It must be a strange scene to walk in on if you don’t know what you’re getting yourself into: A club full of dancers gettin’ down with no music to be heard.
Sharkeez was packed wall to wall last month with more than 200 jitterbugs for Santa Barbara’s first ever Silent Disco. Instead of deejays pumping tunes through speakers, the music was piped into wireless headphones attendees picked up at the door on their way in. Put on by Memphis-based Silent Events — which hosts similar shindigs all over the country — the night reflected the growing popularity of the counter-intuitive quiet dance party.
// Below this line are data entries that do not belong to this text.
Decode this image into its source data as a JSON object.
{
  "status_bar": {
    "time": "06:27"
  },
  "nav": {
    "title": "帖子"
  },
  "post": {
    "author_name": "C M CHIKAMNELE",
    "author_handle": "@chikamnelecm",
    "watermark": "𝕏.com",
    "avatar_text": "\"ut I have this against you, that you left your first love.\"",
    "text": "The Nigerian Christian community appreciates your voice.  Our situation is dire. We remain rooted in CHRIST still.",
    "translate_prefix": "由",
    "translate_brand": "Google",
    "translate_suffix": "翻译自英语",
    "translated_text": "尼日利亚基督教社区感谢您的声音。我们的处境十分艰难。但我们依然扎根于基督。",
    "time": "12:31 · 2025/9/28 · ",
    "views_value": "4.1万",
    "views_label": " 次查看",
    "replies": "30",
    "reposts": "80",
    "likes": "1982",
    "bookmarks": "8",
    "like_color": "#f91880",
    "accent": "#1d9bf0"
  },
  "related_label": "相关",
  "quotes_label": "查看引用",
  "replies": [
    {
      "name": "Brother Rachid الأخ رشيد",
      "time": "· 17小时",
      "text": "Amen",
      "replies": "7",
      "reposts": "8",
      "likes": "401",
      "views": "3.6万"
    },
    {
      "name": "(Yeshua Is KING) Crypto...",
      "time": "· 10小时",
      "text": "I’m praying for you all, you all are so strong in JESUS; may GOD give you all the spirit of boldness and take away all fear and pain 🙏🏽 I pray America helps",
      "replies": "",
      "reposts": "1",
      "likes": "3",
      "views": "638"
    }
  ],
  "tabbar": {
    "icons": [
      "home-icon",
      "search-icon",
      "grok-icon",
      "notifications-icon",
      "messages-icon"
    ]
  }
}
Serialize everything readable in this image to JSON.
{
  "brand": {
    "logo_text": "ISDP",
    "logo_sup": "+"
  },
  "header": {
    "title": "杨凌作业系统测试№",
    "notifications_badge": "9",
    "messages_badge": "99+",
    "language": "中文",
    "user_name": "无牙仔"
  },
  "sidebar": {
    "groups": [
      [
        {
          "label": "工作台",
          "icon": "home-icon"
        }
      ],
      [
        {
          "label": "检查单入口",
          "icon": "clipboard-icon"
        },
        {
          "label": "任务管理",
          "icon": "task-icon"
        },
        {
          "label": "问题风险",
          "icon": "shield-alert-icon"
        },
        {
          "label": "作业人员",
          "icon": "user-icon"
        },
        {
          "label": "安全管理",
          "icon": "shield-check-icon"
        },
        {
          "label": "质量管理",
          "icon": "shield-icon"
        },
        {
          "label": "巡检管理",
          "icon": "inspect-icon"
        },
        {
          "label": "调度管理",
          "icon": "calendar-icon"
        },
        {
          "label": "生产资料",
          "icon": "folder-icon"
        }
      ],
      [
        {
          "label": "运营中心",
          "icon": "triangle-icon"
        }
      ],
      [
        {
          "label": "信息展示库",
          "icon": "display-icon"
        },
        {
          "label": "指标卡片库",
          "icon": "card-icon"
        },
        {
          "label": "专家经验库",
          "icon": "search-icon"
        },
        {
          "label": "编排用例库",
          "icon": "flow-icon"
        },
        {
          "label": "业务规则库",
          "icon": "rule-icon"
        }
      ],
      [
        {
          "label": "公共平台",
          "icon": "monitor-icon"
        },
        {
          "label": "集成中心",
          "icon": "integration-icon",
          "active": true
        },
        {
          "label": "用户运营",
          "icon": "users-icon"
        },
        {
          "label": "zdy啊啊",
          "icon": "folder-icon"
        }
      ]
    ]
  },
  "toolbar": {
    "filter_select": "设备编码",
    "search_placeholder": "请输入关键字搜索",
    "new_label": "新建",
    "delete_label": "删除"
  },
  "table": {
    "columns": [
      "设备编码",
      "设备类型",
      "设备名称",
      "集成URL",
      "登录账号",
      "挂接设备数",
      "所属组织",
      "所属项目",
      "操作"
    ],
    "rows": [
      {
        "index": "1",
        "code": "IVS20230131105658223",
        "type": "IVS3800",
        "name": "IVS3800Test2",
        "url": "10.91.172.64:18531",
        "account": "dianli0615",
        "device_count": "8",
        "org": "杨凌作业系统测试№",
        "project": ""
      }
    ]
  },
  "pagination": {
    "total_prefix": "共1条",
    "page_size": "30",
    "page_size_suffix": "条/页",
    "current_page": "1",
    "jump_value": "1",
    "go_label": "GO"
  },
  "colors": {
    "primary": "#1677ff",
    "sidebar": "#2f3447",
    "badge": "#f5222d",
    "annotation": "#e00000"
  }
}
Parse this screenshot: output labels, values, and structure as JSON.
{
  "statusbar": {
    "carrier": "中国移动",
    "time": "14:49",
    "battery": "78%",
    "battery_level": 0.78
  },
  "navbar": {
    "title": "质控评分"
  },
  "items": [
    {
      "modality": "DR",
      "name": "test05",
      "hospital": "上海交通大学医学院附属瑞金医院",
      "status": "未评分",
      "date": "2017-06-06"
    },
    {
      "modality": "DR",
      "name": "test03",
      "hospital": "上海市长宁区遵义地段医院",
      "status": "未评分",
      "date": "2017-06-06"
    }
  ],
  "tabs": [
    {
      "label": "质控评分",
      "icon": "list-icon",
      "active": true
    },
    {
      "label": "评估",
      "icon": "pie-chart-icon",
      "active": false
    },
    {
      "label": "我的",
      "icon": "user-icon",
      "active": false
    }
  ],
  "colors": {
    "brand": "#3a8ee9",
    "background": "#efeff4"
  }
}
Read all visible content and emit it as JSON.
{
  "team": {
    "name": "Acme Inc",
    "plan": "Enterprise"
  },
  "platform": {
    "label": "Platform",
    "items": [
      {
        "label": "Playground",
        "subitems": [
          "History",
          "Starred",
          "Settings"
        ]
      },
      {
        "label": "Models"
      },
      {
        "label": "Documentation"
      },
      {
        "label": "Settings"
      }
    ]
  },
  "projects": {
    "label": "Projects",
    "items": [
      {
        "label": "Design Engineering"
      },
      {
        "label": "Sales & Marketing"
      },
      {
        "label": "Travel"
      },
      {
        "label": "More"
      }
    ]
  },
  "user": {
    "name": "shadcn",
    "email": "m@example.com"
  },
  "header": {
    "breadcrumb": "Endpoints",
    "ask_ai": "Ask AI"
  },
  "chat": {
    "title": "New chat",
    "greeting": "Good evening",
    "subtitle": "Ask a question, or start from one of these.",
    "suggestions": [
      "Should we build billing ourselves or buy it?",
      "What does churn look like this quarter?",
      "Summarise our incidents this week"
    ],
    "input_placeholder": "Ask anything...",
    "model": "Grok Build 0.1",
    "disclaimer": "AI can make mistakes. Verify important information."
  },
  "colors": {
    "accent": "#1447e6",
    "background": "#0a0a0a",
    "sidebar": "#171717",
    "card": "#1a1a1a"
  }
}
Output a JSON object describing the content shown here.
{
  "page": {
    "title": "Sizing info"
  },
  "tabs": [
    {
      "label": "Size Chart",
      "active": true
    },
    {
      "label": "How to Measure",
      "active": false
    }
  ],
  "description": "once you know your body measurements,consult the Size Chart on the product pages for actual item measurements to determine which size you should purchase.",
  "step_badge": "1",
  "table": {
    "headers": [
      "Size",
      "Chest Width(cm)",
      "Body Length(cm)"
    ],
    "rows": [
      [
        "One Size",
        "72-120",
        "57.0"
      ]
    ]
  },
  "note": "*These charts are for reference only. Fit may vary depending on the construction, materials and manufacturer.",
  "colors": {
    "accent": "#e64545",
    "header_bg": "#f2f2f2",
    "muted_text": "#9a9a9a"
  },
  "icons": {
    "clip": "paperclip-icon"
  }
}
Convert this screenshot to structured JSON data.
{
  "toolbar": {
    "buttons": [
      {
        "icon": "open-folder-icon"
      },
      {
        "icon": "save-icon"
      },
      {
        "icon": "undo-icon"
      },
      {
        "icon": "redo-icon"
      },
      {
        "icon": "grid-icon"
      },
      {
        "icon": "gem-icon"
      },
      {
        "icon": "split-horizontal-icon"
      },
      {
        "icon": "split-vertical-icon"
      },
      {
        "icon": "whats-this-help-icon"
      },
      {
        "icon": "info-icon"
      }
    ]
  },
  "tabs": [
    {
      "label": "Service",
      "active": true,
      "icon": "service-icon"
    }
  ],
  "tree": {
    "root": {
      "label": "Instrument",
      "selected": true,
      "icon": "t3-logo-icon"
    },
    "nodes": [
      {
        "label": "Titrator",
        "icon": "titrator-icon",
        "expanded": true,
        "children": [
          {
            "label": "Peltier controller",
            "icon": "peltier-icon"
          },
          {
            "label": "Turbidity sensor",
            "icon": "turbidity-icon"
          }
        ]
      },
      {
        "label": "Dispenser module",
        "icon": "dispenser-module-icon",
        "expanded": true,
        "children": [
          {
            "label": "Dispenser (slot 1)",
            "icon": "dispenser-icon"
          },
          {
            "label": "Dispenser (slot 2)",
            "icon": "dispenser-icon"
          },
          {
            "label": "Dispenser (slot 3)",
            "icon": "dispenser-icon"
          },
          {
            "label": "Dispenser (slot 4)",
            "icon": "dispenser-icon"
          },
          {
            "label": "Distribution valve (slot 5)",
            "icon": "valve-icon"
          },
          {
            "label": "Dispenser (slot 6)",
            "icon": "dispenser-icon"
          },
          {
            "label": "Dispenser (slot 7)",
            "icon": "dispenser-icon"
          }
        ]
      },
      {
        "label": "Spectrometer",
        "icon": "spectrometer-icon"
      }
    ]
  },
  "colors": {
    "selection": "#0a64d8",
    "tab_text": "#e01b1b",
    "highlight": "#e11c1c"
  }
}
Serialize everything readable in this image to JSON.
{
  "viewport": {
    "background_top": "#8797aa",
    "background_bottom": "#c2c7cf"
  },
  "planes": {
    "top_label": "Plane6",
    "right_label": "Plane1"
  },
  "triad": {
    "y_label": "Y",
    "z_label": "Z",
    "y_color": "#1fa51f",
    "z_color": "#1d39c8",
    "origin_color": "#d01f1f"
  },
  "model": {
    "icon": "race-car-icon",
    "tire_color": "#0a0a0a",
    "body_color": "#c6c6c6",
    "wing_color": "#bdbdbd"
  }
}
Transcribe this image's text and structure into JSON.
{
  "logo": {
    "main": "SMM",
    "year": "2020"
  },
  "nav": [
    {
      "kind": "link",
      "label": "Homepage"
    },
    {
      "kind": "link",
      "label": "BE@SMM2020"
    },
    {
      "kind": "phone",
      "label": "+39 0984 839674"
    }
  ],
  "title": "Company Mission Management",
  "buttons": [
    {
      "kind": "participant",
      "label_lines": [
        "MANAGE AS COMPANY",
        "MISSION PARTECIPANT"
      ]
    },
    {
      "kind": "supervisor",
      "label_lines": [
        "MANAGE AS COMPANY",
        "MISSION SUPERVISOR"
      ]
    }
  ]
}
But what, you may ask yourself, is the point? Ray Collins, Silent Events’s S.B. organizer, explained noise ordinances don’t come into play, meaning people can dance their hearts out virtually any place, any time. And, it’s actually easier to talk with people at silent events. Instead of shouting over loud music, folks are able to take their headphones off to converse as they please. Lastly, it’s simply a fun novelty to shake things up.
A software engineer and UCSB graduate, Collins explained he was thinking about hosting a silent dance on his own when he started doing research and came across Silent Events, which started out at Bonaroo a few years ago and has steadily gained momentum since. He’d been to one before at a music festival on Treasure Island in the Bay Area and had a blast. So did everyone else. Silent events have been popular in Australia and Europe for the past decade, said Collins, and are just gaining a foothold here in the U.S.
Though the night at Sharkeez — which featured two deejays playing two different songs that dancers could choose between by flipping a switch on their headsets— was well attended and well received, Collins said he’s shopping around other downtown venues for when another local silent event goes down. Tonic has shown some interest, he said.